Varenicline, also known as Chantix, is a prescription medication that eases nicotine withdrawal symptoms and blocks the effects of nicotine from cigarettes if the user resumes smoking.
Scientists at Scripps Research have successfully tested a potential new smoking-cessation treatment in rodents.
A new Tel Aviv University study published in Addiction finds that only eight out of 100 smokers who take smoking cessation medications will have benefited from taking smoking medications after one year's time.
Varenicline, one of the most commonly prescribed drugs for helping people quit smoking, may put them at higher risk for a cardiovascular event, according to new research published online in the American Journal of Respiratory and Critical Care Medicine.
A simple blood test is allowing Vanderbilt University Medical Cente researchers to determine which patients should be prescribed varenicline (Chantix) to stop smoking and which patients could do just as well, and avoid side effects, by using a nicotine patch.
Smokers may be more likely to successfully quit their habit if simple adjustments were made to how an existing anti-smoking medication is prescribed, according to a new study by a University at Buffalo research team.
The success of different smoking cessation treatments could be predicted by how quickly smokers break down (metabolise) nicotine in their bodies, according to new research published in The Lancet Respiratory Medicine journal.
Results of a Pfizer-commissioned study published this month in Annals of Internal Medicine reveal that smokers with a past or present diagnosis of major depressive disorder (MDD)* taking varenicline had a significantly higher likelihood of quitting smoking (after 12 weeks and at 52 weeks) than those who were given a placebo.
About half of smokers seeking treatment for smoking cessation have a history of depression. Compared with smokers who are not depressed, those who suffer from a major depressive disorder have greater difficulty quitting.
A nicotinic drug approved for smoking cessation significantly improved the walking ability of patients suffering from an inherited form of ataxia, reports a new clinical study led by University of South Florida researchers.
Varenicline is unique among anti-addiction medications in the way it affects the brain. Like nicotine, varenicline activates a specific receptor for a neurotransmitter called acetylcholine, but it does so less intensely than the active ingredient of cigarettes does. The net effect is that the drug seems to help by both cutting cravings and making the formerly desired drug less pleasant — without making non-drug pleasures less intense. Alcohol works on the same chemical receptors in the brain as nicotine, and it may enhance the pleasurable effects of smoking.
According to federal health officials this Monday Pfizer's anti-smoking drug Chantix – known as Varenicline, did not increase psychiatric problems like depression and suicidal thoughts in two studies, though the findings are not definitive.
The smoking cessation drug Champix (sold in the US as Chantix) has allegedly made fifteen people commit suicide since January 2008 in Australia. Another 191 patients have reported suicidal thoughts and related effects. The latest available figures from the Therapeutic Goods Administration (TGA) suggest a doubling in the numbers of suicides linked to Champix (Varenicline) since July last year with six people committing suicide.

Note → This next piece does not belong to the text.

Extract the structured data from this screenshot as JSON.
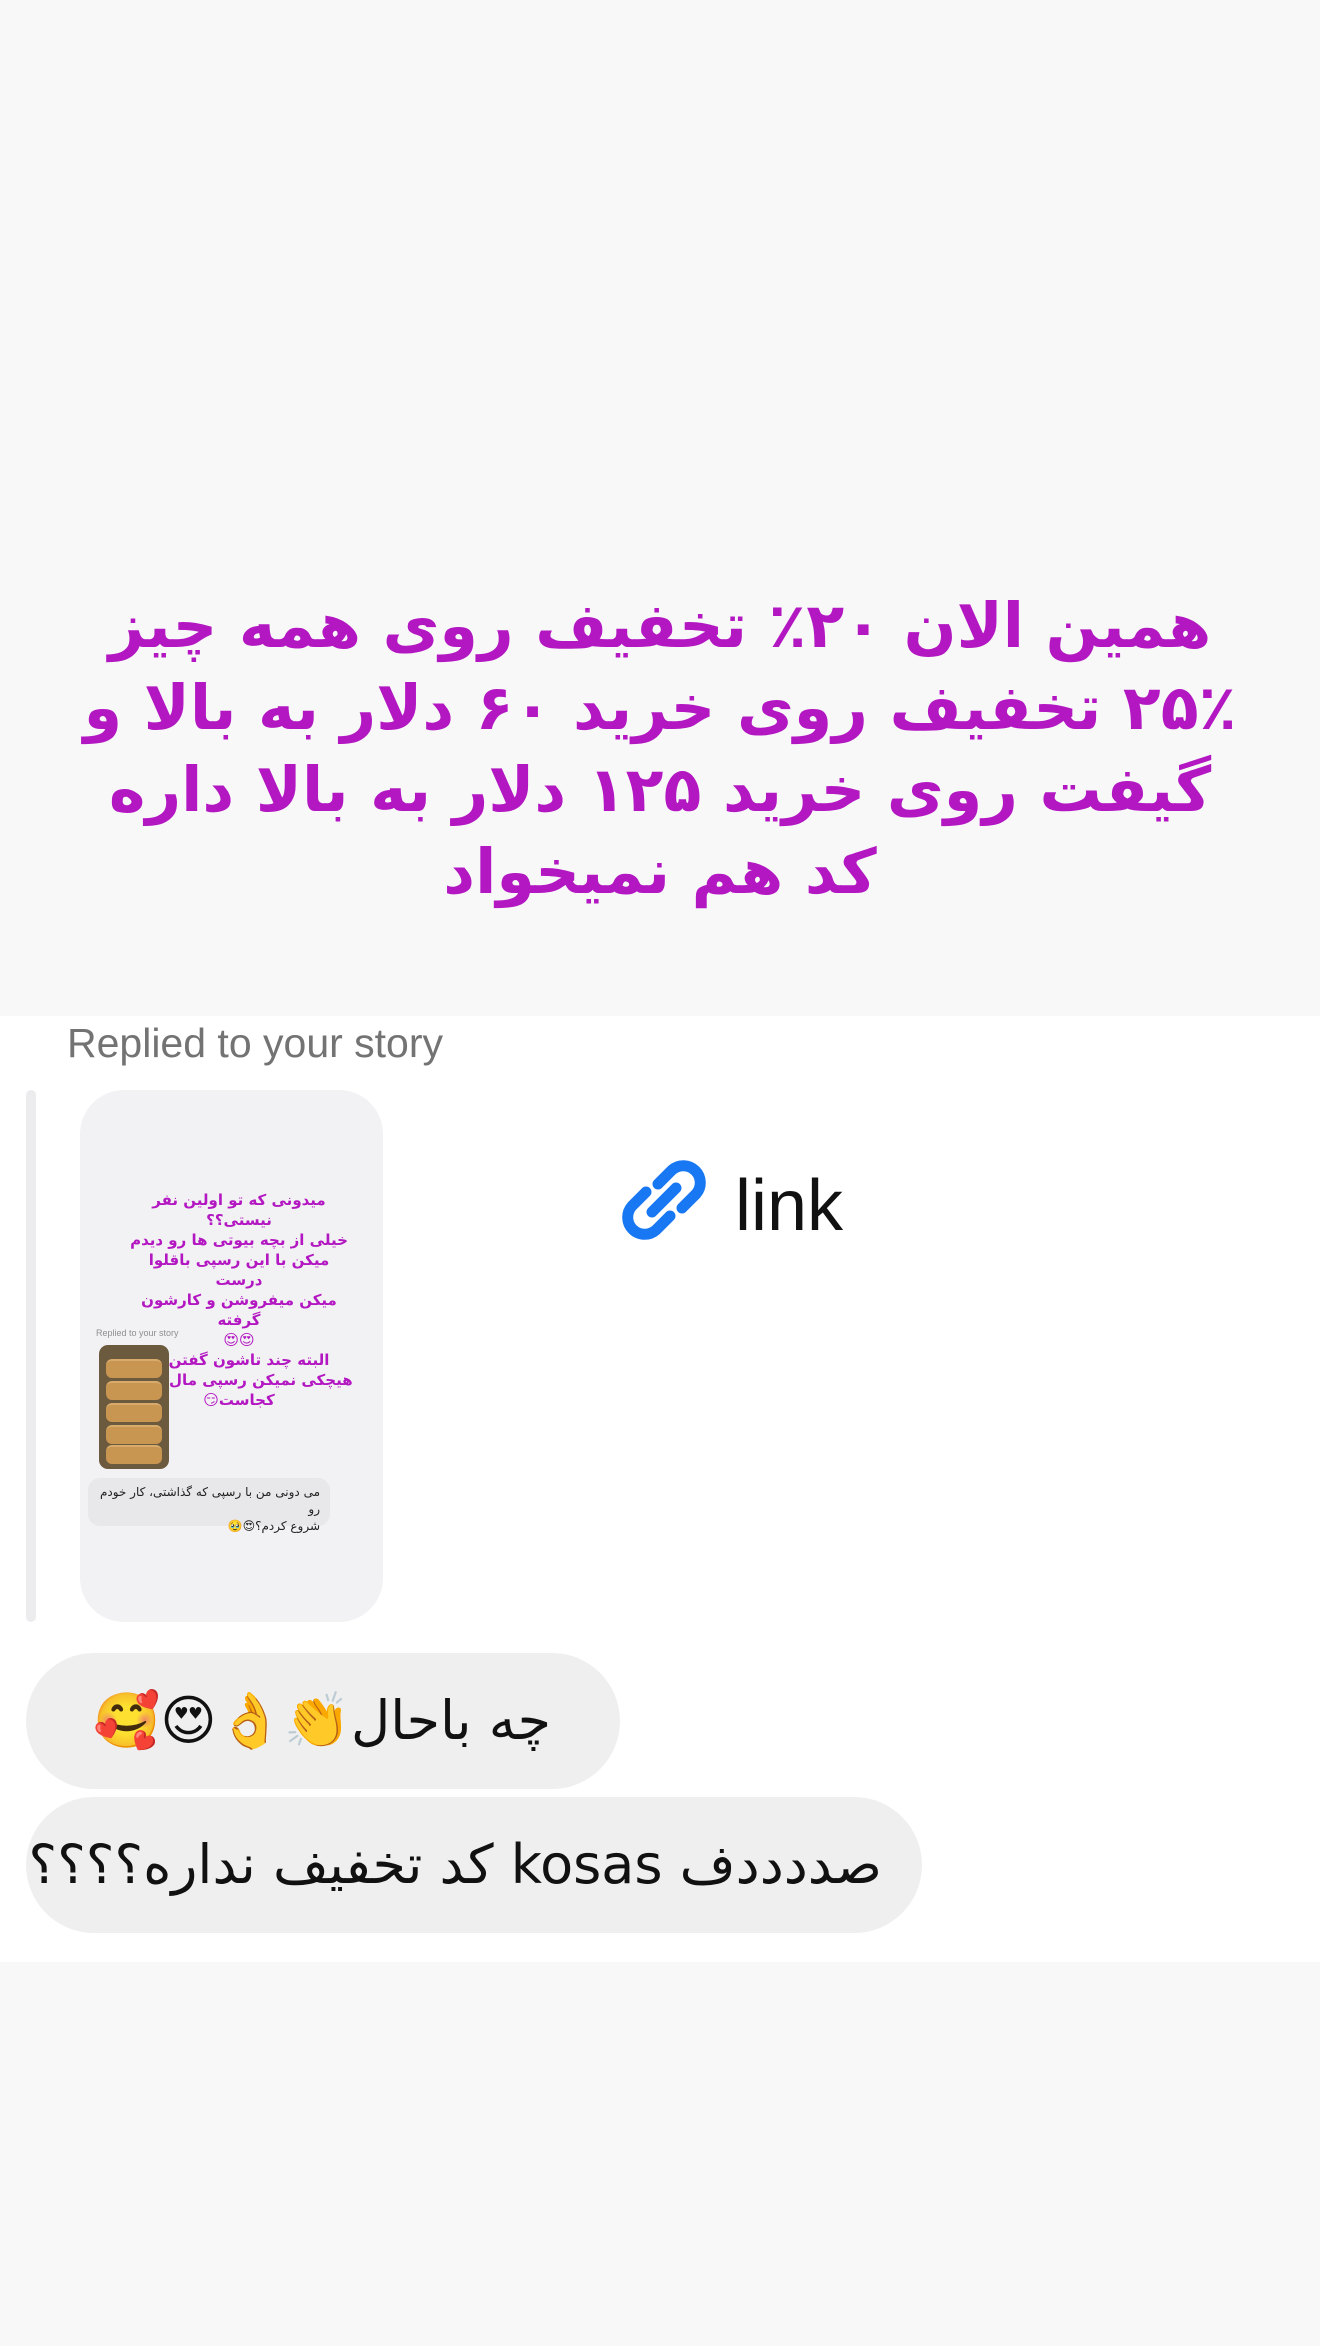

A recently completed randomized trial compared three ways to deliver a behavioral smoking cessation program using varenicline (Chantix®): by phone, web, or both. Although phone counseling had greater treatment advantage for early cessation and appeared to increase medication adherence, no differences in abstinence outcomes were seen at six months.
Cigarette smoking and alcohol consumption before head and neck cancer diagnosis strongly predicts the patient's future risk of death, according to published studies. Now, results of a new study show a similar effect among those who continued these habits after cancer diagnosis.
22nd Century Limited, LLC is pleased to announce that it is continuing development of a very low nicotine cigarette for use in smoking cessation. Clinical trial results demonstrate that these cigarettes, also referred to as ‘nicotine-free’ and ‘denicotinized,’ may be more effective for quitting than FDA-approved therapies.
The U.S. Food and Drug Administration has announced that it is requiring manufacturers to put a Boxed Warning on the prescribing information for the smoking cessation drugs Chantix (varenicline) and Zyban (bupropion). The warning will highlight the risk of serious mental health events including changes in behavior, depressed mood, hostility, and suicidal thoughts when taking these drugs.
Research has shown that varenicline tartrate - a novel new drug specifically developed for smoking cessation - allows smokers to abstain from cigarettes significantly longer and more effectively than smokers using a placebo.
People with a likely history of depression who take varenicline (Chantix) do not report more severe mood symptoms, medication side effects, or less success quitting smoking compared to people with no history of depression taking this drug.
A popular smoking cessation drug dramatically reduced the amount a heavy drinker will consume, a new Yale School of Medicine study has found.
Australian doctors have been warned about the the quit-smoking drug Champix, according to the Therapeutic Goods Administration (TGA) care must be taken when prescribing Champix (varenicline), because of possible serious side-effects.